“Not a lot of fun when the Krispies are on the floor.”
Emma Stone is wonderfully nuanced as Cruella. This is the kind of performance that is loaded with foreshadowing but never rushes to the point. Stone has always been good, but she’s never been better. You can tell she’s having a ball, and every time she lets Cruella out you can actually see it in her eyes the moment she switches. This is the kind of performance that should rate an award but likely won’t because of the movie itself. Just when you think you’re satisfied watching her interact with her criminal friends, she comes face to face with what is basically her future self. The chemistry between Emma Stone and Emma Thompson takes over the entire screen, and there’s no denying that when they are together, nothing else matters. This is The Emma Show all the way. It’s like a double scoop of your favorite ice cream.
But in case that’s not good enough for you, there’s Paul Walter Hauser, who just came off a great performance as Richard Jewel in Clint Eastwood’s film. He and Joel Fry are like the sprinkles on top of your double-scoop ice cream cone. They become some of the heart in the film that attempts to anchor Cruella emotionally. They’re friends with Estella and love her incredibly, but they’re a bit frightened of Cruella and do her bidding less out of loyalty and more out of fear. But sprinkles aren’t enough if I’m going out for ice cream. I’m going to want the waffle cone coated with white chocolate. That’s where Mark Strong comes in. He’s been on fire lately with 1917, The Kingsmen films, and Shazam. Add this to a good run of compelling characters. He’s valet to the Baroness, but he knows the big secret, and he’s going to be the fly in the ointment. Here he’s strong and mostly silent but with a ton of heart. Make that a double-coating of white chocolate. There’s got to be a little sundae sauce in there, and that’s where Kirby Howell-Baptiste comes in. She takes a relatively small part and stakes out her claim to the story. She’s the kind of actress you forget about for a few minutes, and then there she is, that spoonful of marshmallow/peanut butter sundae sauce. Finally I’m going to need a little whipped cream to top it off. That’s John McCrea playing the eccentric Artie. He runs a dress shop that caters to the extraordinary tastes. Grab a napkin and dig in, because this might not be the best food for you, but it’s going to taste so good, and it’s going to be a really fun ride.

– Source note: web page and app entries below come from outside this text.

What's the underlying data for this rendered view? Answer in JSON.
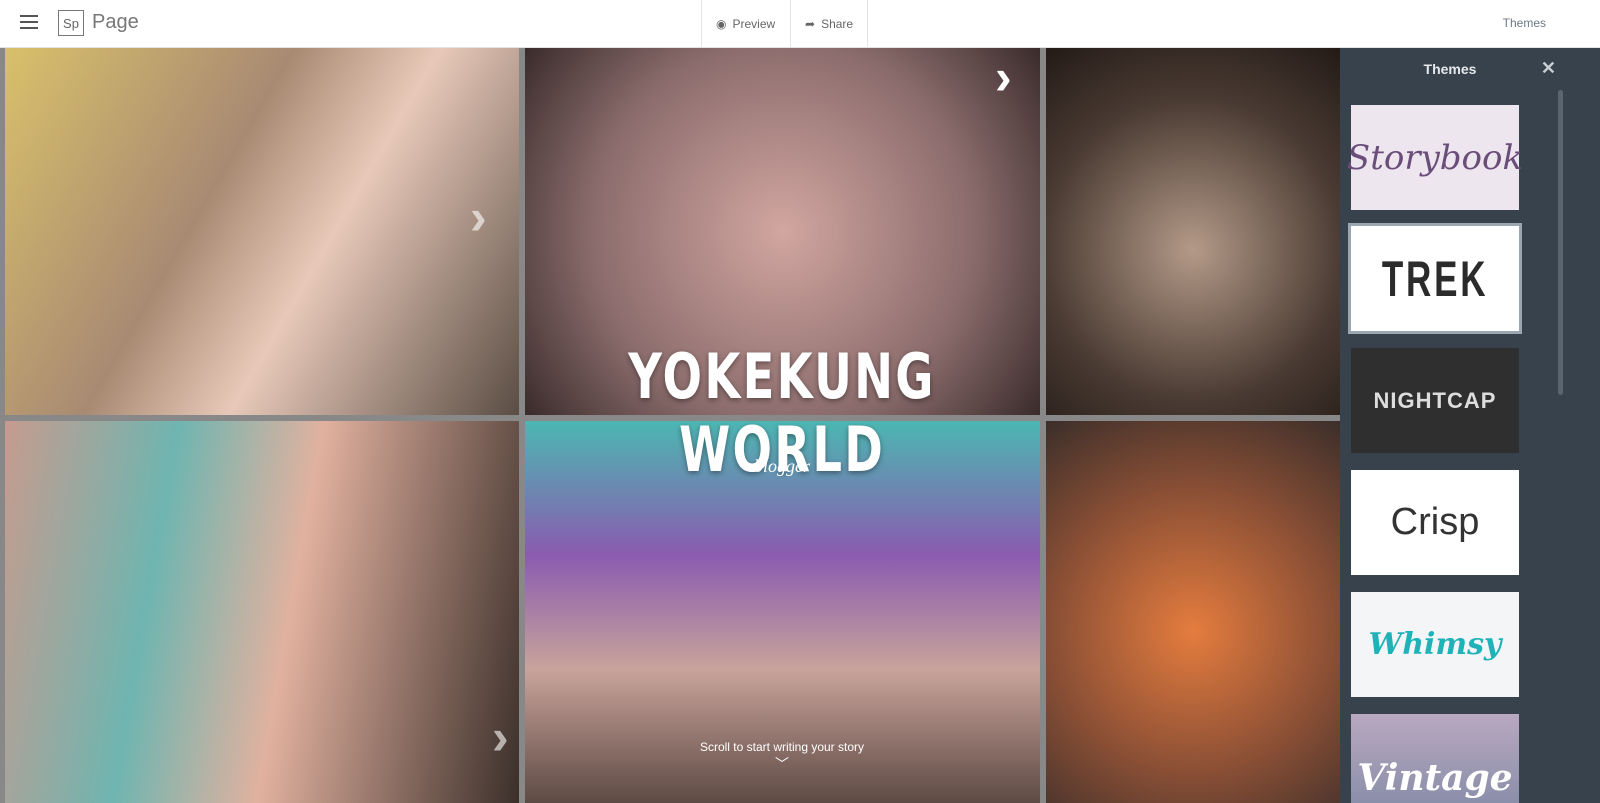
{
  "header": {
    "app_logo": "Sp",
    "app_name": "Page",
    "preview": "Preview",
    "share": "Share",
    "themes": "Themes"
  },
  "story": {
    "title": "YOKEKUNG WORLD",
    "subtitle": "blogger",
    "scroll_hint": "Scroll to start writing your story"
  },
  "panel": {
    "title": "Themes",
    "themes": [
      {
        "label": "Storybook"
      },
      {
        "label": "TREK",
        "selected": true
      },
      {
        "label": "NIGHTCAP"
      },
      {
        "label": "Crisp"
      },
      {
        "label": "Whimsy"
      },
      {
        "label": "Vintage"
      }
    ]
  }
}
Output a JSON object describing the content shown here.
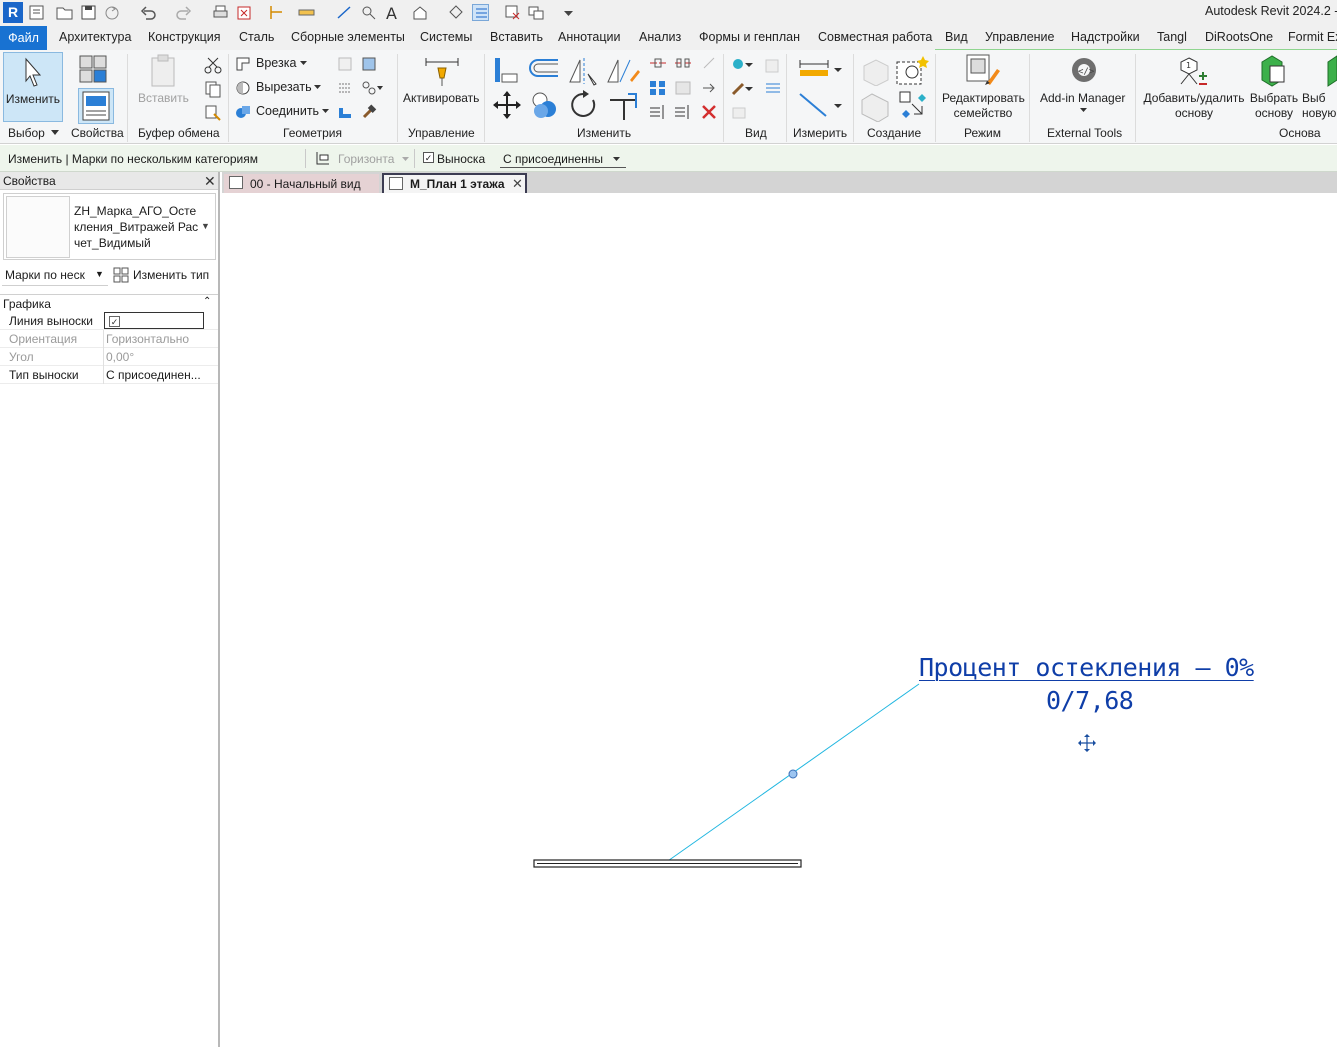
{
  "app": {
    "logo": "R",
    "title": "Autodesk Revit 2024.2 - ["
  },
  "quick_access": {
    "icons": [
      "open-icon",
      "save-icon",
      "sync-icon",
      "undo-icon",
      "redo-icon",
      "print-icon",
      "close-view-icon",
      "align-dim-icon",
      "measure-icon",
      "tag-icon",
      "text-icon",
      "home-3d-icon",
      "section-icon",
      "thin-lines-icon",
      "close-hidden-icon",
      "switch-windows-icon",
      "customize-icon"
    ]
  },
  "ribbon_tabs": [
    "Файл",
    "Архитектура",
    "Конструкция",
    "Сталь",
    "Сборные элементы",
    "Системы",
    "Вставить",
    "Аннотации",
    "Анализ",
    "Формы и генплан",
    "Совместная работа",
    "Вид",
    "Управление",
    "Надстройки",
    "Tangl",
    "DiRootsOne",
    "Formit Ex"
  ],
  "ribbon": {
    "modify_label": "Изменить",
    "paste_label": "Вставить",
    "cope_label": "Врезка",
    "cut_label": "Вырезать",
    "join_label": "Соединить",
    "activate_label": "Активировать",
    "edit_family_label": "Редактировать семейство",
    "addin_manager_label": "Add-in Manager",
    "add_remove_host_label": "Добавить/удалить основу",
    "pick_host_label": "Выбрать основу",
    "pick_new_label": "Выб новую",
    "panels": {
      "select": "Выбор",
      "properties": "Свойства",
      "clipboard": "Буфер обмена",
      "geometry": "Геометрия",
      "control": "Управление",
      "modify": "Изменить",
      "view": "Вид",
      "measure": "Измерить",
      "create": "Создание",
      "mode": "Режим",
      "external_tools": "External Tools",
      "host": "Основа"
    }
  },
  "options_bar": {
    "context": "Изменить | Марки по нескольким категориям",
    "orientation": "Горизонта",
    "leader_label": "Выноска",
    "leader_checked": true,
    "attachment": "С присоединенны"
  },
  "properties": {
    "title": "Свойства",
    "type_name": "ZH_Марка_АГО_Остекления_Витражей Расчет_Видимый",
    "filter": "Марки по неск",
    "edit_type": "Изменить тип",
    "group": "Графика",
    "rows": [
      {
        "key": "Линия выноски",
        "value": "",
        "checkbox": true
      },
      {
        "key": "Ориентация",
        "value": "Горизонтально"
      },
      {
        "key": "Угол",
        "value": "0,00°"
      },
      {
        "key": "Тип выноски",
        "value": "С присоединен..."
      }
    ]
  },
  "view_tabs": [
    {
      "label": "00 - Начальный вид",
      "active": false
    },
    {
      "label": "М_План 1 этажа",
      "active": true
    }
  ],
  "canvas": {
    "tag_line1": "Процент остекления – 0%",
    "tag_line2": "0/7,68",
    "tag_color": "#0f3ea8",
    "leader_color": "#1fb6e0"
  }
}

If that’s not enough for you, let’s supersize that with another scoop of ice cream. The soundtrack of this film is as entertaining as everything else. You gets songs from across generations with ELO, Queen, Supertramp mixed in with stuff from the 40’s. These needle drops really tie it all together and keep you in the mood for what is a somewhat more stylish film than I expected, including a rendition of the Shermans’ song if you stick around for a mid-credit scene that will reward the original animated feature’s fans. With all of that going on, this is certainly a chance to return to the cinema and remember what it was like to have fun. The film might be a little overlong at 2 hours and 14 minutes, but I’ll forgive them that flaw if someone hands me another napkin. “How can you not get caught up in all this?”